- [ACTION ITEM] Whenever a line of the records below contains the word "text", copy that line.

(Records from a data collection)
========================
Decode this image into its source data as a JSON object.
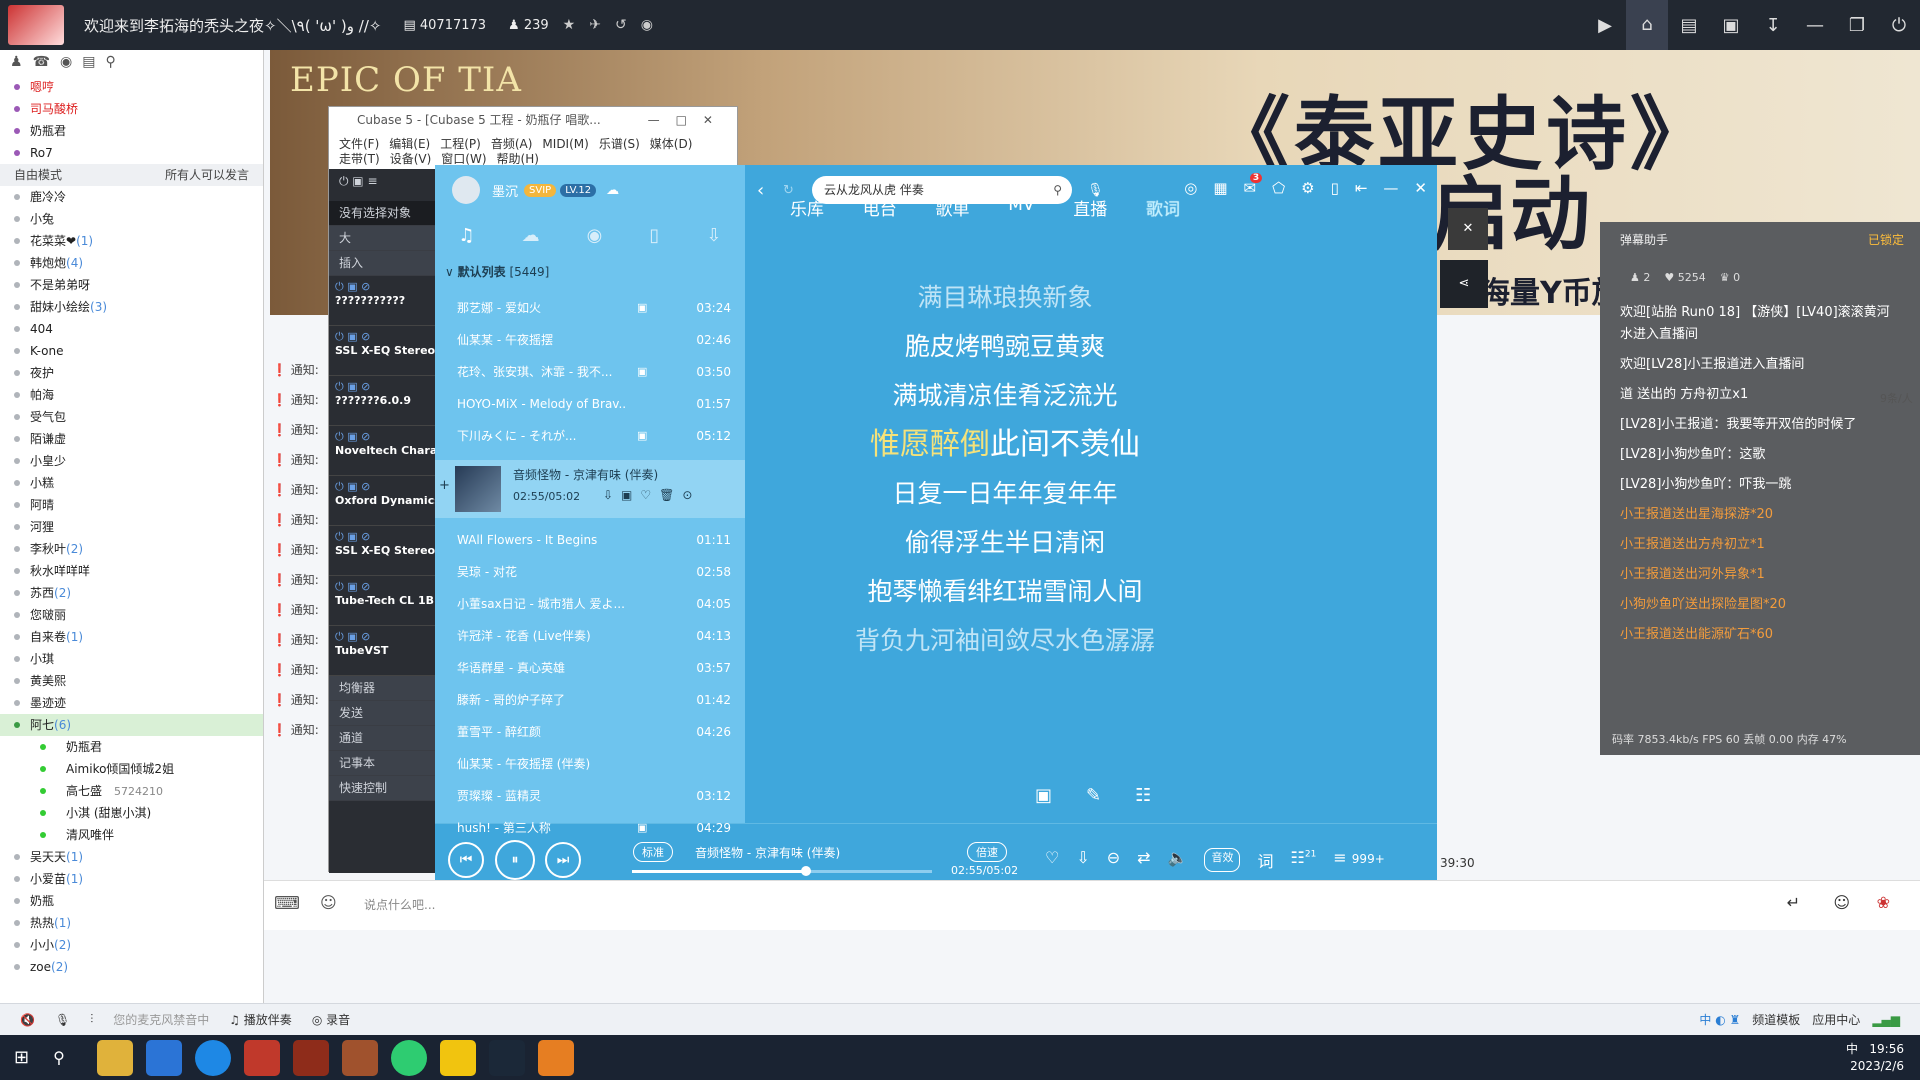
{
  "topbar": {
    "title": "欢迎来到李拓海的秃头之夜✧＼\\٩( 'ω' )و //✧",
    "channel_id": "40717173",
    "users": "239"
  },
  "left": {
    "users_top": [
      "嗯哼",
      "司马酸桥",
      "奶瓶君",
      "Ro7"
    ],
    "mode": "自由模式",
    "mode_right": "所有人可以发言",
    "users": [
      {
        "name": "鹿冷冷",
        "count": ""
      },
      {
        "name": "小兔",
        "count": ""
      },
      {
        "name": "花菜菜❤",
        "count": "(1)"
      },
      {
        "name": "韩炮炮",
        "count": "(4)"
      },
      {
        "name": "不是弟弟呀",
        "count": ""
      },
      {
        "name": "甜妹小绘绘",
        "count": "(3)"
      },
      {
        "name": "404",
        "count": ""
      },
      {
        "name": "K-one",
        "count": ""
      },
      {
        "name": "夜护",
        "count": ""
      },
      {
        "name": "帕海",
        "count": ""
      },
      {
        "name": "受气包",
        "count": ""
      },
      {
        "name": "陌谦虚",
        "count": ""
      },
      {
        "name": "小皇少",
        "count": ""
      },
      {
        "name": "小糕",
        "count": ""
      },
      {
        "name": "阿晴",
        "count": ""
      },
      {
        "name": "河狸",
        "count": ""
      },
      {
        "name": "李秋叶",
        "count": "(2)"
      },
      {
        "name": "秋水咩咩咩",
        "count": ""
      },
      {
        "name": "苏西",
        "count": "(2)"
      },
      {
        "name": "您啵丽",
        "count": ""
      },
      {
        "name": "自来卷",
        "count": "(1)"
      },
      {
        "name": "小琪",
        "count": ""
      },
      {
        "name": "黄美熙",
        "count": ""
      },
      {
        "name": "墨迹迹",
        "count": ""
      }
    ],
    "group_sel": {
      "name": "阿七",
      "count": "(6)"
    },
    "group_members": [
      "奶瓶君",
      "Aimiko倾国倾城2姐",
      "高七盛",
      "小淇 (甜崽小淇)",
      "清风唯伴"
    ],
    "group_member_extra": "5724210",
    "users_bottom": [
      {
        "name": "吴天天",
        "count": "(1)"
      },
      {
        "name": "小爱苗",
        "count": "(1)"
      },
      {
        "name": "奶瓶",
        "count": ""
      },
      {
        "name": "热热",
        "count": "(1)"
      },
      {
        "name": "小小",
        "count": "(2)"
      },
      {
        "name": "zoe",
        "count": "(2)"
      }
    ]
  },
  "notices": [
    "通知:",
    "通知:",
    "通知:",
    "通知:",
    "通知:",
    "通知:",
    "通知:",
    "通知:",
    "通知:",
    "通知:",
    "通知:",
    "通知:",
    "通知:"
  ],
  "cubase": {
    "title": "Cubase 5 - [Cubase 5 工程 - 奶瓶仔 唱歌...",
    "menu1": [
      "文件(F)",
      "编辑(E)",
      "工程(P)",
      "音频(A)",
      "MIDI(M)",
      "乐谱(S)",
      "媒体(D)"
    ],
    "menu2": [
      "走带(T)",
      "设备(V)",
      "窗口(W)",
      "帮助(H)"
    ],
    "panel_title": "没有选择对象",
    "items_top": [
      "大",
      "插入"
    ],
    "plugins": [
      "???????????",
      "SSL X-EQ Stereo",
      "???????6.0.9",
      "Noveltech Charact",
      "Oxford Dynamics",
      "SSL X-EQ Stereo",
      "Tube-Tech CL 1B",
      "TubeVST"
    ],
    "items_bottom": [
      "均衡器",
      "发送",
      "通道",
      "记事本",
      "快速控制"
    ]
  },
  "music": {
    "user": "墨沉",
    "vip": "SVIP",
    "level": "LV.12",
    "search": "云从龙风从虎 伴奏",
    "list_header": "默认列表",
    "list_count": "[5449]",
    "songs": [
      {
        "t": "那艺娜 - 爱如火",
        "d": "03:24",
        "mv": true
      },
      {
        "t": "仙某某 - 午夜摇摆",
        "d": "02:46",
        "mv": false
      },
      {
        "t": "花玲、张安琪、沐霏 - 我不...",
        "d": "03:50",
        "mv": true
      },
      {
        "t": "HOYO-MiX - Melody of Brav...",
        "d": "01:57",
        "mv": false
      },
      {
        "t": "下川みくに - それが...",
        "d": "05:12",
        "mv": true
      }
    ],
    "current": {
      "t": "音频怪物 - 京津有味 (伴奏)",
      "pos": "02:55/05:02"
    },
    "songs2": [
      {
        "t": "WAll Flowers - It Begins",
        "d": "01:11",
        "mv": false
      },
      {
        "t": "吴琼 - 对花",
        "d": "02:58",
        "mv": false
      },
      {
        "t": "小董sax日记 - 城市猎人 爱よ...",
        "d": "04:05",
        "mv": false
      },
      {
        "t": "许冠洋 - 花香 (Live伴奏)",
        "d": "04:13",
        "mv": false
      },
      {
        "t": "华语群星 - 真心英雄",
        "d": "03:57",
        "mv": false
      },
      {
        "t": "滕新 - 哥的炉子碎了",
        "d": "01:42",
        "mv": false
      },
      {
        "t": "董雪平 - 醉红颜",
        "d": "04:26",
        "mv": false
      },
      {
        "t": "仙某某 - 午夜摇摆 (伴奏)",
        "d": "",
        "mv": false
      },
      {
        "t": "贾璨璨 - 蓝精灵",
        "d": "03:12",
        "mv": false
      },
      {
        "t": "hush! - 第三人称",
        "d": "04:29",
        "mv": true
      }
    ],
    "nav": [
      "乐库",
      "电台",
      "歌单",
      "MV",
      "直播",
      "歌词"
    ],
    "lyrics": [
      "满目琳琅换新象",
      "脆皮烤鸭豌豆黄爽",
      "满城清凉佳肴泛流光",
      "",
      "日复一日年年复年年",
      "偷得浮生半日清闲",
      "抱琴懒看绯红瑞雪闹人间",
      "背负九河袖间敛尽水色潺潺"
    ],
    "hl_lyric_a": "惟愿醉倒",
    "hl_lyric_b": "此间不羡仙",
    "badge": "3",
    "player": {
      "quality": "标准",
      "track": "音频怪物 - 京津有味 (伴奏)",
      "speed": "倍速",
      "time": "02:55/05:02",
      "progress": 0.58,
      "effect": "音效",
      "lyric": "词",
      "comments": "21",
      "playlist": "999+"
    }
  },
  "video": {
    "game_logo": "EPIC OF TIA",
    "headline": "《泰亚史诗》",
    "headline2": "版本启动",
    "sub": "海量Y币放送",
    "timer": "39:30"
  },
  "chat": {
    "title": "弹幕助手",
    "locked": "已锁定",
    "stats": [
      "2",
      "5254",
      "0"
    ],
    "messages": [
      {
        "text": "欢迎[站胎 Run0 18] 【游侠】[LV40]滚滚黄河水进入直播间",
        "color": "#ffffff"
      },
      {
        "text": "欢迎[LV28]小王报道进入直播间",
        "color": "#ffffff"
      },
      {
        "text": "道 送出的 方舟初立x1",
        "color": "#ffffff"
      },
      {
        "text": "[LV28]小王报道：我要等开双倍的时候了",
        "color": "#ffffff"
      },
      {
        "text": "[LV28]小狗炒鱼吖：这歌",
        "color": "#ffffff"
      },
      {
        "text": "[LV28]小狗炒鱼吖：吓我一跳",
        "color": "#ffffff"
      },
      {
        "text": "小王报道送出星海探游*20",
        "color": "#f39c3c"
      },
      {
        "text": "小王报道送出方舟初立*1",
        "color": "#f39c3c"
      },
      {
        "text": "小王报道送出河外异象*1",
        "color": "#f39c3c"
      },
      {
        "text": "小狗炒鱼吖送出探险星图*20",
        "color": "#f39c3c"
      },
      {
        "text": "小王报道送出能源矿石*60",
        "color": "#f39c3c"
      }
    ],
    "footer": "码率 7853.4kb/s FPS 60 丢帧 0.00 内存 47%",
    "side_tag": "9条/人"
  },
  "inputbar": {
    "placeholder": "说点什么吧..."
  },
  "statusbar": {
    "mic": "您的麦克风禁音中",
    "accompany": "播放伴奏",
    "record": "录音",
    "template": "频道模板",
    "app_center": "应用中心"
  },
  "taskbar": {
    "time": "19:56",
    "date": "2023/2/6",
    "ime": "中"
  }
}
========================
- [TASK RESULT]
        "text": "欢迎[站胎 Run0 18] 【游侠】[LV40]滚滚黄河水进入直播间",
        "text": "欢迎[LV28]小王报道进入直播间",
        "text": "道 送出的 方舟初立x1",
        "text": "[LV28]小王报道：我要等开双倍的时候了",
        "text": "[LV28]小狗炒鱼吖：这歌",
        "text": "[LV28]小狗炒鱼吖：吓我一跳",
        "text": "小王报道送出星海探游*20",
        "text": "小王报道送出方舟初立*1",
        "text": "小王报道送出河外异象*1",
        "text": "小狗炒鱼吖送出探险星图*20",
        "text": "小王报道送出能源矿石*60",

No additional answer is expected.